▶ Aim of the task:
Across the whole listing, return each line exactly, with no images included.

▶ Input material:
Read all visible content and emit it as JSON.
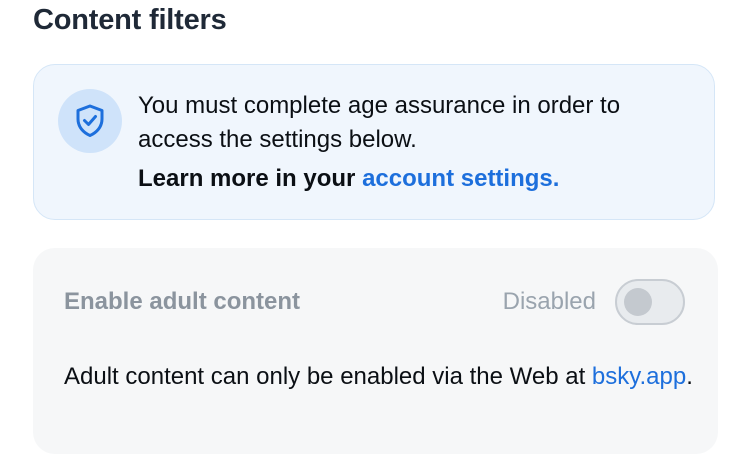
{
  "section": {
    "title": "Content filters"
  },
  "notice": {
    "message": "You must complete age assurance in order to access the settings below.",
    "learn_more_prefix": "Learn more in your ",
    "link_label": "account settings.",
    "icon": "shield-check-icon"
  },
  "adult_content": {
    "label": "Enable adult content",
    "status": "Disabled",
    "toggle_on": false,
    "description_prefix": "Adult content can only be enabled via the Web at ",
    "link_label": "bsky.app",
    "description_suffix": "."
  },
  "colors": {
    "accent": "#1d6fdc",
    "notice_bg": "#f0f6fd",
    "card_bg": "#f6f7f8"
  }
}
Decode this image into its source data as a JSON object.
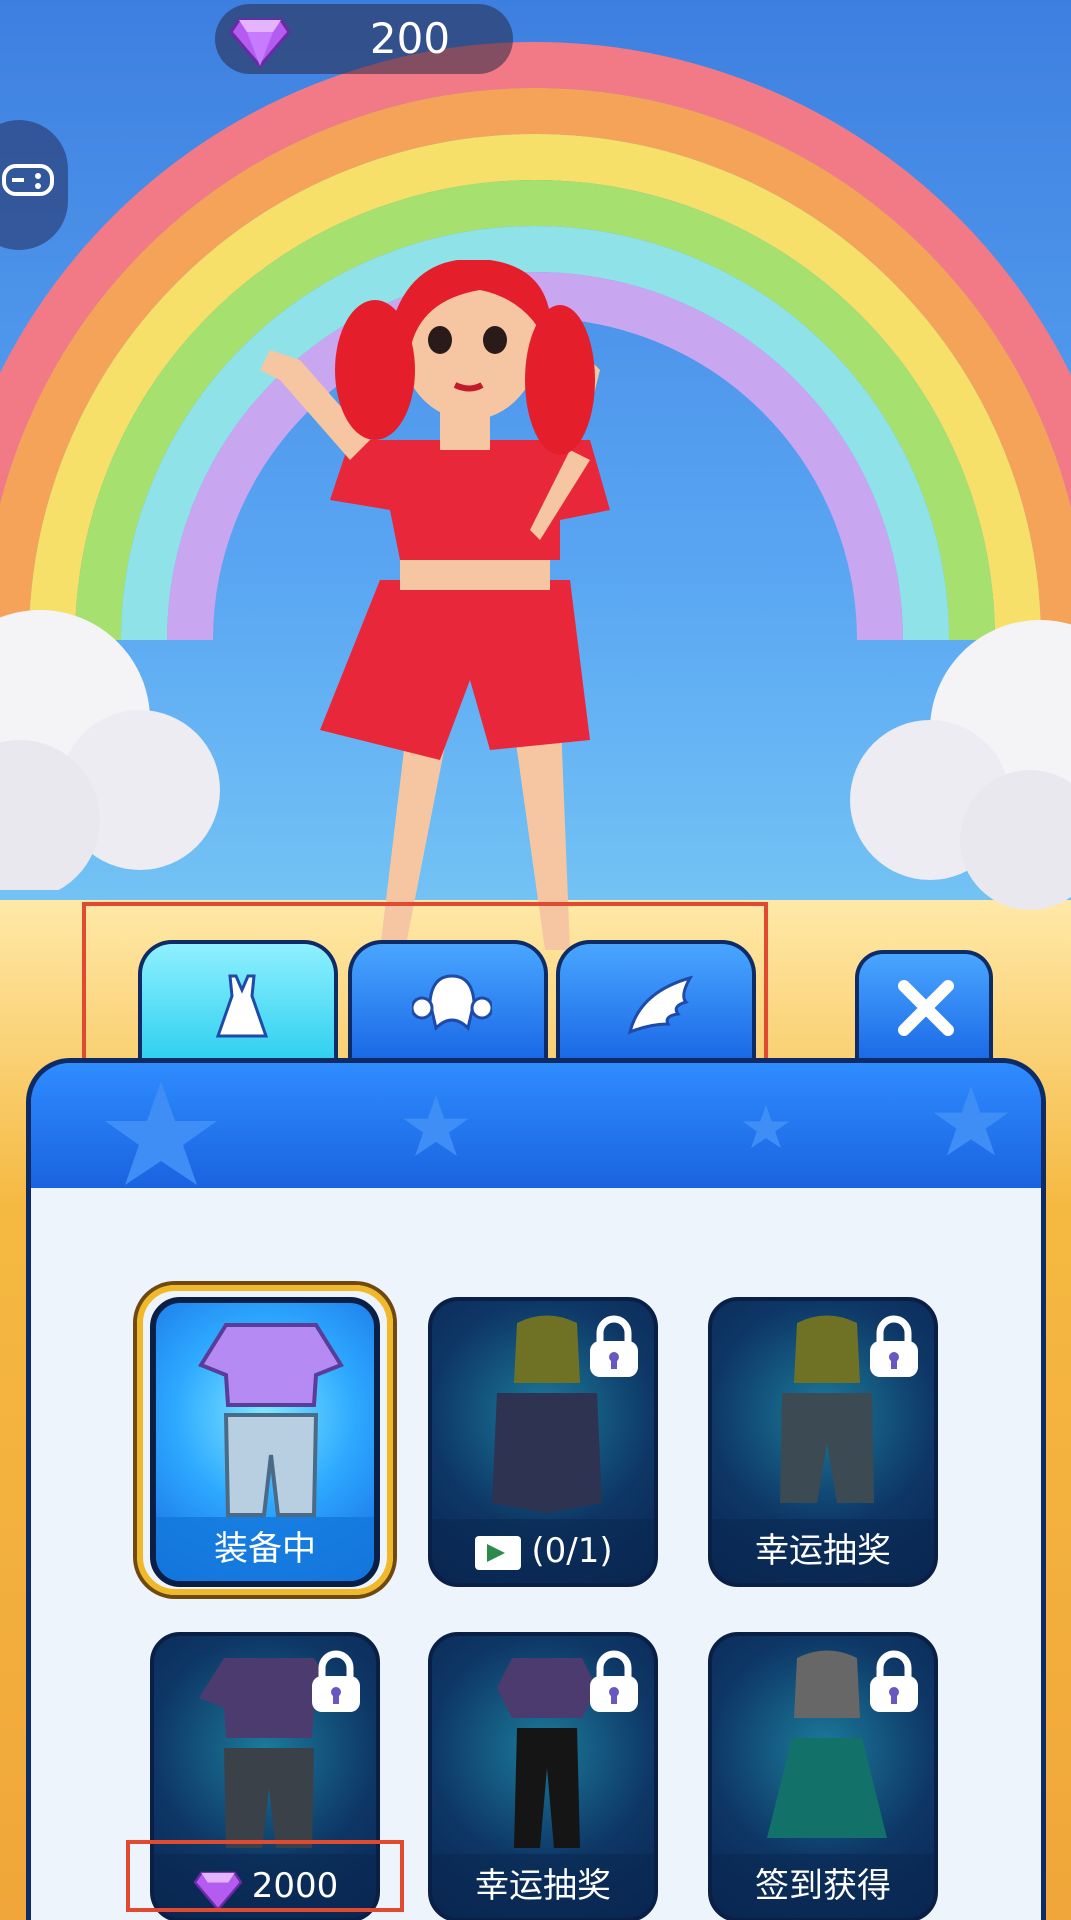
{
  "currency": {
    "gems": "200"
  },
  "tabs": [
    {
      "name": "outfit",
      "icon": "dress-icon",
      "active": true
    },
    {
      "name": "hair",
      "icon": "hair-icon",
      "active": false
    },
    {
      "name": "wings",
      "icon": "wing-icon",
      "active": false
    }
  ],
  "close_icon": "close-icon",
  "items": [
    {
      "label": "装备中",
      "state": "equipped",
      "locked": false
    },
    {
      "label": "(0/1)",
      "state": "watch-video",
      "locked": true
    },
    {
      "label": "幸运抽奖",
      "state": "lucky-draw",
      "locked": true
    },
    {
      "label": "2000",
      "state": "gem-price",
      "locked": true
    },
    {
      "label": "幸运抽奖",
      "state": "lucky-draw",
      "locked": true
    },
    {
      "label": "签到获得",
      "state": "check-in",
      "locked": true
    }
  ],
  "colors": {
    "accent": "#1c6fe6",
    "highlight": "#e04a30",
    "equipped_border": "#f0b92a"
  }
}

▶ Worked solution:
Read all visible content and emit it as JSON.
{
  "section": {
    "title": "Content filters"
  },
  "notice": {
    "message": "You must complete age assurance in order to access the settings below.",
    "learn_more_prefix": "Learn more in your ",
    "link_label": "account settings.",
    "icon": "shield-check-icon"
  },
  "adult_content": {
    "label": "Enable adult content",
    "status": "Disabled",
    "toggle_on": false,
    "description_prefix": "Adult content can only be enabled via the Web at ",
    "link_label": "bsky.app",
    "description_suffix": "."
  },
  "colors": {
    "accent": "#1d6fdc",
    "notice_bg": "#f0f6fd",
    "card_bg": "#f6f7f8"
  }
}
Decode this image into its source data as a JSON object.
{
  "currency": {
    "gems": "200"
  },
  "tabs": [
    {
      "name": "outfit",
      "icon": "dress-icon",
      "active": true
    },
    {
      "name": "hair",
      "icon": "hair-icon",
      "active": false
    },
    {
      "name": "wings",
      "icon": "wing-icon",
      "active": false
    }
  ],
  "close_icon": "close-icon",
  "items": [
    {
      "label": "装备中",
      "state": "equipped",
      "locked": false
    },
    {
      "label": "(0/1)",
      "state": "watch-video",
      "locked": true
    },
    {
      "label": "幸运抽奖",
      "state": "lucky-draw",
      "locked": true
    },
    {
      "label": "2000",
      "state": "gem-price",
      "locked": true
    },
    {
      "label": "幸运抽奖",
      "state": "lucky-draw",
      "locked": true
    },
    {
      "label": "签到获得",
      "state": "check-in",
      "locked": true
    }
  ],
  "colors": {
    "accent": "#1c6fe6",
    "highlight": "#e04a30",
    "equipped_border": "#f0b92a"
  }
}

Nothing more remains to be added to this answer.